──────── Exercise material ────────

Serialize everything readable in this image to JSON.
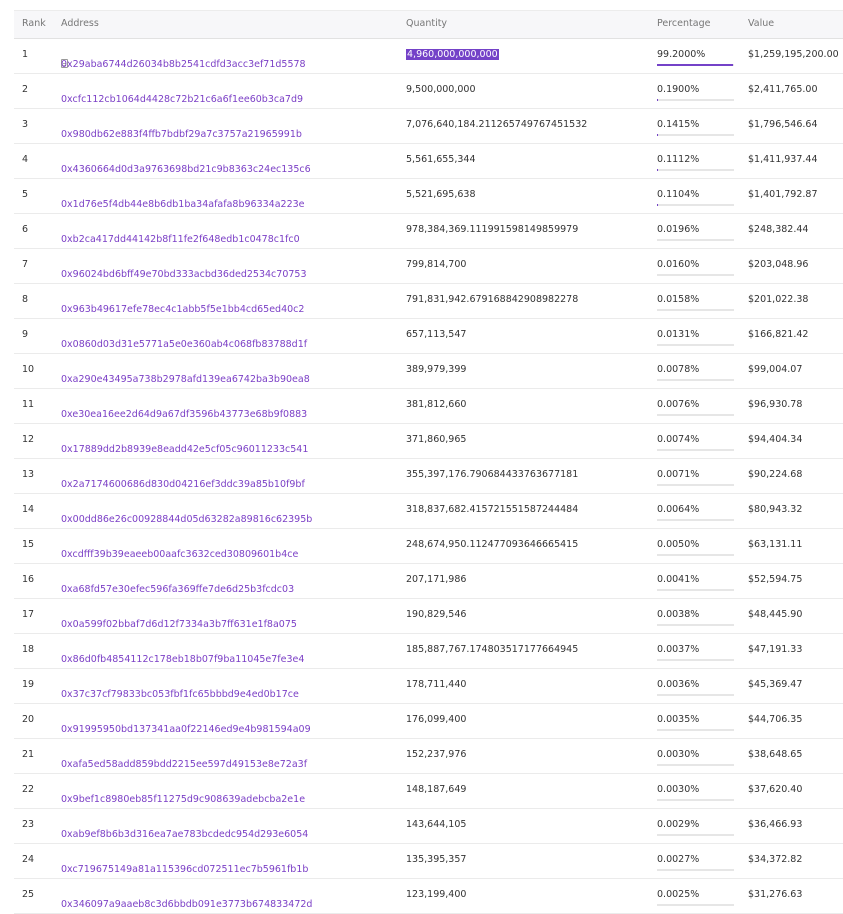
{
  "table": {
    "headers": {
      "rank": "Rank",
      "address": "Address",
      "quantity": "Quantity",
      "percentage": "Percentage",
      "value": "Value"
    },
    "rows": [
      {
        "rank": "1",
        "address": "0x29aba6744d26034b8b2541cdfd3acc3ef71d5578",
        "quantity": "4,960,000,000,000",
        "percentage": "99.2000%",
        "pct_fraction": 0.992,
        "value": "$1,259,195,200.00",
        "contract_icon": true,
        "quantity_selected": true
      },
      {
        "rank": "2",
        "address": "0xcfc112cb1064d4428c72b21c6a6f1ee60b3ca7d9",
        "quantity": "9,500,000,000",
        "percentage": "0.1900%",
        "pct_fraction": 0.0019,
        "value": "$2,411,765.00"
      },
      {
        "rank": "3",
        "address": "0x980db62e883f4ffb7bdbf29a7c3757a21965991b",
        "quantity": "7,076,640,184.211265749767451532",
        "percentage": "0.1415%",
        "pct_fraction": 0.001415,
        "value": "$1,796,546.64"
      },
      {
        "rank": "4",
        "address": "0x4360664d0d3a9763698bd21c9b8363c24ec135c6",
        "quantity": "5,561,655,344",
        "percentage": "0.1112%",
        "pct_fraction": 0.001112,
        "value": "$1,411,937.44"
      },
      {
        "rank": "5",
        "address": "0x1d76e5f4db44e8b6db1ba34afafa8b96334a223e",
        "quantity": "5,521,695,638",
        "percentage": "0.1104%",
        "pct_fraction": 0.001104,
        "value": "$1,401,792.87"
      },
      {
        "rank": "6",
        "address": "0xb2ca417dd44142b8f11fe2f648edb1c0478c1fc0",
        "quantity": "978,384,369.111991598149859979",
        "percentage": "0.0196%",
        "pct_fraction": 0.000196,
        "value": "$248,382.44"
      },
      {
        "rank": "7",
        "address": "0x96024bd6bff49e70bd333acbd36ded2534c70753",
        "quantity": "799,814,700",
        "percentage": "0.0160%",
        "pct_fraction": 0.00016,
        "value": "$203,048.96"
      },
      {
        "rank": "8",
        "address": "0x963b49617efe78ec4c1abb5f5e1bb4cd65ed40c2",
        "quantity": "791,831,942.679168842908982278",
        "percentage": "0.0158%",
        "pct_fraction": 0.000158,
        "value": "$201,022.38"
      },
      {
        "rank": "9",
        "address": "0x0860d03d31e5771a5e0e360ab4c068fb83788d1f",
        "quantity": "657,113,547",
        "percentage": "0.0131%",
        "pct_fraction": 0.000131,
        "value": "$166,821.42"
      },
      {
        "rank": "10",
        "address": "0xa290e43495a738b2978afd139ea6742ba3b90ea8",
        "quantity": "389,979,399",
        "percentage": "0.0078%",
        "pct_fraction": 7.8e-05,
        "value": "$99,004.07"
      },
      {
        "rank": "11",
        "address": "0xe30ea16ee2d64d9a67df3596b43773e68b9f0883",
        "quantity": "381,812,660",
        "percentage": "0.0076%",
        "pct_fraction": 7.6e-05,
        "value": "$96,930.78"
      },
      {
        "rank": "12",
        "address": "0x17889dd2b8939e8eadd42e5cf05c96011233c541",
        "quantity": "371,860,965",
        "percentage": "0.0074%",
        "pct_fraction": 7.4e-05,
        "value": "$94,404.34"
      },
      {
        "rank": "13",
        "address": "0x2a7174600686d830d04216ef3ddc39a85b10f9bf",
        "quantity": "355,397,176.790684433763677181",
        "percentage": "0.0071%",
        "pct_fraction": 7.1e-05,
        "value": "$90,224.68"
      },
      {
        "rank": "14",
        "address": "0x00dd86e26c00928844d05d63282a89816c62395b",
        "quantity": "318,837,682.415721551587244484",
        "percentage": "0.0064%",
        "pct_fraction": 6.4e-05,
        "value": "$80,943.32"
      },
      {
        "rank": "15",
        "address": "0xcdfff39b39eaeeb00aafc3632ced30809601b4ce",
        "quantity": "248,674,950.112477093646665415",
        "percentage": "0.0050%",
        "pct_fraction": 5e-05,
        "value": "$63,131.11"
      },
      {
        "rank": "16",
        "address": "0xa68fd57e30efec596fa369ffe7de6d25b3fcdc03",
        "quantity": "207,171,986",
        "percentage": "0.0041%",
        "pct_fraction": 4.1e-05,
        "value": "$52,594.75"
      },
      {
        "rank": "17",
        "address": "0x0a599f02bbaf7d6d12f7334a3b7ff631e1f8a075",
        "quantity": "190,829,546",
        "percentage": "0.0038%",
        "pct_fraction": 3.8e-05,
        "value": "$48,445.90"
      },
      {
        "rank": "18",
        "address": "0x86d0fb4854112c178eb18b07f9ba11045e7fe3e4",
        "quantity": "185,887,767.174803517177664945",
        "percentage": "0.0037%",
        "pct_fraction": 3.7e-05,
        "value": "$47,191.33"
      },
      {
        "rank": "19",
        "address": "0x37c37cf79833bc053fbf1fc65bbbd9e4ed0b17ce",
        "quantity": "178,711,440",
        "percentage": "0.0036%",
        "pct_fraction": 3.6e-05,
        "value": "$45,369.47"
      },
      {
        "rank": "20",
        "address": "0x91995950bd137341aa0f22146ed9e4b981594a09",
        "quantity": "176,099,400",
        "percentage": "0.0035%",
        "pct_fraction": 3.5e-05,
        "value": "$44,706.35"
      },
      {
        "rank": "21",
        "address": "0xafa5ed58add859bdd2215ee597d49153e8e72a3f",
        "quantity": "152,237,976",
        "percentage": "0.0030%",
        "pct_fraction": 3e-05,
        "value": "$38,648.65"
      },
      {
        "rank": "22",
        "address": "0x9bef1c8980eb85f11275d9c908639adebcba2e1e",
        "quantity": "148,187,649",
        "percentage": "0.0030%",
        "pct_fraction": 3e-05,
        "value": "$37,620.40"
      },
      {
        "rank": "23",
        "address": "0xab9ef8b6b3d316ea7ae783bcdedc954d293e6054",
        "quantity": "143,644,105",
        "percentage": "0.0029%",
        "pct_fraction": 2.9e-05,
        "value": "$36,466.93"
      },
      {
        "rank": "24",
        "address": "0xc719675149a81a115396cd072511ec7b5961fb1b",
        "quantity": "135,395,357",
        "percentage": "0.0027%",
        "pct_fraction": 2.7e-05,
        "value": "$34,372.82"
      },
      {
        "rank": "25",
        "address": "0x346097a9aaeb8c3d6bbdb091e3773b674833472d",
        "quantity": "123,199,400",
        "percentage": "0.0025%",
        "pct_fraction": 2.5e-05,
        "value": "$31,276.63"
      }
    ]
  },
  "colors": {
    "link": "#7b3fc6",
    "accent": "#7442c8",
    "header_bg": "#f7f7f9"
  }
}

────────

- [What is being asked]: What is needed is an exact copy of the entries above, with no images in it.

- [Answer box]:
Serialize everything readable in this image to JSON.
{
  "table": {
    "headers": {
      "rank": "Rank",
      "address": "Address",
      "quantity": "Quantity",
      "percentage": "Percentage",
      "value": "Value"
    },
    "rows": [
      {
        "rank": "1",
        "address": "0x29aba6744d26034b8b2541cdfd3acc3ef71d5578",
        "quantity": "4,960,000,000,000",
        "percentage": "99.2000%",
        "pct_fraction": 0.992,
        "value": "$1,259,195,200.00",
        "contract_icon": true,
        "quantity_selected": true
      },
      {
        "rank": "2",
        "address": "0xcfc112cb1064d4428c72b21c6a6f1ee60b3ca7d9",
        "quantity": "9,500,000,000",
        "percentage": "0.1900%",
        "pct_fraction": 0.0019,
        "value": "$2,411,765.00"
      },
      {
        "rank": "3",
        "address": "0x980db62e883f4ffb7bdbf29a7c3757a21965991b",
        "quantity": "7,076,640,184.211265749767451532",
        "percentage": "0.1415%",
        "pct_fraction": 0.001415,
        "value": "$1,796,546.64"
      },
      {
        "rank": "4",
        "address": "0x4360664d0d3a9763698bd21c9b8363c24ec135c6",
        "quantity": "5,561,655,344",
        "percentage": "0.1112%",
        "pct_fraction": 0.001112,
        "value": "$1,411,937.44"
      },
      {
        "rank": "5",
        "address": "0x1d76e5f4db44e8b6db1ba34afafa8b96334a223e",
        "quantity": "5,521,695,638",
        "percentage": "0.1104%",
        "pct_fraction": 0.001104,
        "value": "$1,401,792.87"
      },
      {
        "rank": "6",
        "address": "0xb2ca417dd44142b8f11fe2f648edb1c0478c1fc0",
        "quantity": "978,384,369.111991598149859979",
        "percentage": "0.0196%",
        "pct_fraction": 0.000196,
        "value": "$248,382.44"
      },
      {
        "rank": "7",
        "address": "0x96024bd6bff49e70bd333acbd36ded2534c70753",
        "quantity": "799,814,700",
        "percentage": "0.0160%",
        "pct_fraction": 0.00016,
        "value": "$203,048.96"
      },
      {
        "rank": "8",
        "address": "0x963b49617efe78ec4c1abb5f5e1bb4cd65ed40c2",
        "quantity": "791,831,942.679168842908982278",
        "percentage": "0.0158%",
        "pct_fraction": 0.000158,
        "value": "$201,022.38"
      },
      {
        "rank": "9",
        "address": "0x0860d03d31e5771a5e0e360ab4c068fb83788d1f",
        "quantity": "657,113,547",
        "percentage": "0.0131%",
        "pct_fraction": 0.000131,
        "value": "$166,821.42"
      },
      {
        "rank": "10",
        "address": "0xa290e43495a738b2978afd139ea6742ba3b90ea8",
        "quantity": "389,979,399",
        "percentage": "0.0078%",
        "pct_fraction": 7.8e-05,
        "value": "$99,004.07"
      },
      {
        "rank": "11",
        "address": "0xe30ea16ee2d64d9a67df3596b43773e68b9f0883",
        "quantity": "381,812,660",
        "percentage": "0.0076%",
        "pct_fraction": 7.6e-05,
        "value": "$96,930.78"
      },
      {
        "rank": "12",
        "address": "0x17889dd2b8939e8eadd42e5cf05c96011233c541",
        "quantity": "371,860,965",
        "percentage": "0.0074%",
        "pct_fraction": 7.4e-05,
        "value": "$94,404.34"
      },
      {
        "rank": "13",
        "address": "0x2a7174600686d830d04216ef3ddc39a85b10f9bf",
        "quantity": "355,397,176.790684433763677181",
        "percentage": "0.0071%",
        "pct_fraction": 7.1e-05,
        "value": "$90,224.68"
      },
      {
        "rank": "14",
        "address": "0x00dd86e26c00928844d05d63282a89816c62395b",
        "quantity": "318,837,682.415721551587244484",
        "percentage": "0.0064%",
        "pct_fraction": 6.4e-05,
        "value": "$80,943.32"
      },
      {
        "rank": "15",
        "address": "0xcdfff39b39eaeeb00aafc3632ced30809601b4ce",
        "quantity": "248,674,950.112477093646665415",
        "percentage": "0.0050%",
        "pct_fraction": 5e-05,
        "value": "$63,131.11"
      },
      {
        "rank": "16",
        "address": "0xa68fd57e30efec596fa369ffe7de6d25b3fcdc03",
        "quantity": "207,171,986",
        "percentage": "0.0041%",
        "pct_fraction": 4.1e-05,
        "value": "$52,594.75"
      },
      {
        "rank": "17",
        "address": "0x0a599f02bbaf7d6d12f7334a3b7ff631e1f8a075",
        "quantity": "190,829,546",
        "percentage": "0.0038%",
        "pct_fraction": 3.8e-05,
        "value": "$48,445.90"
      },
      {
        "rank": "18",
        "address": "0x86d0fb4854112c178eb18b07f9ba11045e7fe3e4",
        "quantity": "185,887,767.174803517177664945",
        "percentage": "0.0037%",
        "pct_fraction": 3.7e-05,
        "value": "$47,191.33"
      },
      {
        "rank": "19",
        "address": "0x37c37cf79833bc053fbf1fc65bbbd9e4ed0b17ce",
        "quantity": "178,711,440",
        "percentage": "0.0036%",
        "pct_fraction": 3.6e-05,
        "value": "$45,369.47"
      },
      {
        "rank": "20",
        "address": "0x91995950bd137341aa0f22146ed9e4b981594a09",
        "quantity": "176,099,400",
        "percentage": "0.0035%",
        "pct_fraction": 3.5e-05,
        "value": "$44,706.35"
      },
      {
        "rank": "21",
        "address": "0xafa5ed58add859bdd2215ee597d49153e8e72a3f",
        "quantity": "152,237,976",
        "percentage": "0.0030%",
        "pct_fraction": 3e-05,
        "value": "$38,648.65"
      },
      {
        "rank": "22",
        "address": "0x9bef1c8980eb85f11275d9c908639adebcba2e1e",
        "quantity": "148,187,649",
        "percentage": "0.0030%",
        "pct_fraction": 3e-05,
        "value": "$37,620.40"
      },
      {
        "rank": "23",
        "address": "0xab9ef8b6b3d316ea7ae783bcdedc954d293e6054",
        "quantity": "143,644,105",
        "percentage": "0.0029%",
        "pct_fraction": 2.9e-05,
        "value": "$36,466.93"
      },
      {
        "rank": "24",
        "address": "0xc719675149a81a115396cd072511ec7b5961fb1b",
        "quantity": "135,395,357",
        "percentage": "0.0027%",
        "pct_fraction": 2.7e-05,
        "value": "$34,372.82"
      },
      {
        "rank": "25",
        "address": "0x346097a9aaeb8c3d6bbdb091e3773b674833472d",
        "quantity": "123,199,400",
        "percentage": "0.0025%",
        "pct_fraction": 2.5e-05,
        "value": "$31,276.63"
      }
    ]
  },
  "colors": {
    "link": "#7b3fc6",
    "accent": "#7442c8",
    "header_bg": "#f7f7f9"
  }
}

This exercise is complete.